REQUIREMENT:
Every single entry that follows must be copied exactly.

▬▬▬▬▬▬▬▬▬▬

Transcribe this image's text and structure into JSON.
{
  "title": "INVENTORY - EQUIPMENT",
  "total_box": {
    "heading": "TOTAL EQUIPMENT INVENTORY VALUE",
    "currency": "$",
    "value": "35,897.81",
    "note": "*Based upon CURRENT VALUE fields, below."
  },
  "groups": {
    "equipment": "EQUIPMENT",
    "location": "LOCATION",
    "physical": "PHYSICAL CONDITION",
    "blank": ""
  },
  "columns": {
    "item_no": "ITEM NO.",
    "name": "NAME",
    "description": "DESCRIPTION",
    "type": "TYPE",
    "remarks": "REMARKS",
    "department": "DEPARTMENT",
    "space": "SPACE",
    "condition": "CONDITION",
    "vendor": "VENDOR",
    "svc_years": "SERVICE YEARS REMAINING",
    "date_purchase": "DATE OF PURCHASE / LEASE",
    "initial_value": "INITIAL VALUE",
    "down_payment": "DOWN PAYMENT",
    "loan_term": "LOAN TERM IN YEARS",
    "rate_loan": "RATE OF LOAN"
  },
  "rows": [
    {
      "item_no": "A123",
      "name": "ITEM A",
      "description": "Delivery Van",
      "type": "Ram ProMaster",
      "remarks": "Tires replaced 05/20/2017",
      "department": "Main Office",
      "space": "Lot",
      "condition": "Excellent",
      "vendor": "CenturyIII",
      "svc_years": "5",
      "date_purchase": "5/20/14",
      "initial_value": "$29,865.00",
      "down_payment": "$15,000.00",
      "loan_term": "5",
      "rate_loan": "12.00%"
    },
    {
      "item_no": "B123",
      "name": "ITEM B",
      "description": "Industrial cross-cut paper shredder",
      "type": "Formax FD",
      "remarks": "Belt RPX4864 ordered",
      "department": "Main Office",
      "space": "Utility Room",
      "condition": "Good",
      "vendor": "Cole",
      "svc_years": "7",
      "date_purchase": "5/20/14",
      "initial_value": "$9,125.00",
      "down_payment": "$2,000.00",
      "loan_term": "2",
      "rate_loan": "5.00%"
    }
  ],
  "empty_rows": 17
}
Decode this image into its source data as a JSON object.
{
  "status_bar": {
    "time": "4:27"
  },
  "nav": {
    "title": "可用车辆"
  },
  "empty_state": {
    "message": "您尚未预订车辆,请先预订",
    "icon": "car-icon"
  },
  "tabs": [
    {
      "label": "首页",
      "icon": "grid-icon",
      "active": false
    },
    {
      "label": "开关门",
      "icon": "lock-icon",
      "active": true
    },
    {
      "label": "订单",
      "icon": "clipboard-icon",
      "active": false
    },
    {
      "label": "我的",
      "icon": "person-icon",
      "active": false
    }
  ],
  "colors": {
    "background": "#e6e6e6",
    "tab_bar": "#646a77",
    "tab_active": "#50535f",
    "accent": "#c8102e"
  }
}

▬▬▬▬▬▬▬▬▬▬

EXERCISE RESPONSE:
Transcribe this image's text and structure into JSON.
{
  "title": "INVENTORY - EQUIPMENT",
  "total_box": {
    "heading": "TOTAL EQUIPMENT INVENTORY VALUE",
    "currency": "$",
    "value": "35,897.81",
    "note": "*Based upon CURRENT VALUE fields, below."
  },
  "groups": {
    "equipment": "EQUIPMENT",
    "location": "LOCATION",
    "physical": "PHYSICAL CONDITION",
    "blank": ""
  },
  "columns": {
    "item_no": "ITEM NO.",
    "name": "NAME",
    "description": "DESCRIPTION",
    "type": "TYPE",
    "remarks": "REMARKS",
    "department": "DEPARTMENT",
    "space": "SPACE",
    "condition": "CONDITION",
    "vendor": "VENDOR",
    "svc_years": "SERVICE YEARS REMAINING",
    "date_purchase": "DATE OF PURCHASE / LEASE",
    "initial_value": "INITIAL VALUE",
    "down_payment": "DOWN PAYMENT",
    "loan_term": "LOAN TERM IN YEARS",
    "rate_loan": "RATE OF LOAN"
  },
  "rows": [
    {
      "item_no": "A123",
      "name": "ITEM A",
      "description": "Delivery Van",
      "type": "Ram ProMaster",
      "remarks": "Tires replaced 05/20/2017",
      "department": "Main Office",
      "space": "Lot",
      "condition": "Excellent",
      "vendor": "CenturyIII",
      "svc_years": "5",
      "date_purchase": "5/20/14",
      "initial_value": "$29,865.00",
      "down_payment": "$15,000.00",
      "loan_term": "5",
      "rate_loan": "12.00%"
    },
    {
      "item_no": "B123",
      "name": "ITEM B",
      "description": "Industrial cross-cut paper shredder",
      "type": "Formax FD",
      "remarks": "Belt RPX4864 ordered",
      "department": "Main Office",
      "space": "Utility Room",
      "condition": "Good",
      "vendor": "Cole",
      "svc_years": "7",
      "date_purchase": "5/20/14",
      "initial_value": "$9,125.00",
      "down_payment": "$2,000.00",
      "loan_term": "2",
      "rate_loan": "5.00%"
    }
  ],
  "empty_rows": 17
}
Decode this image into its source data as a JSON object.
{
  "status_bar": {
    "time": "4:27"
  },
  "nav": {
    "title": "可用车辆"
  },
  "empty_state": {
    "message": "您尚未预订车辆,请先预订",
    "icon": "car-icon"
  },
  "tabs": [
    {
      "label": "首页",
      "icon": "grid-icon",
      "active": false
    },
    {
      "label": "开关门",
      "icon": "lock-icon",
      "active": true
    },
    {
      "label": "订单",
      "icon": "clipboard-icon",
      "active": false
    },
    {
      "label": "我的",
      "icon": "person-icon",
      "active": false
    }
  ],
  "colors": {
    "background": "#e6e6e6",
    "tab_bar": "#646a77",
    "tab_active": "#50535f",
    "accent": "#c8102e"
  }
}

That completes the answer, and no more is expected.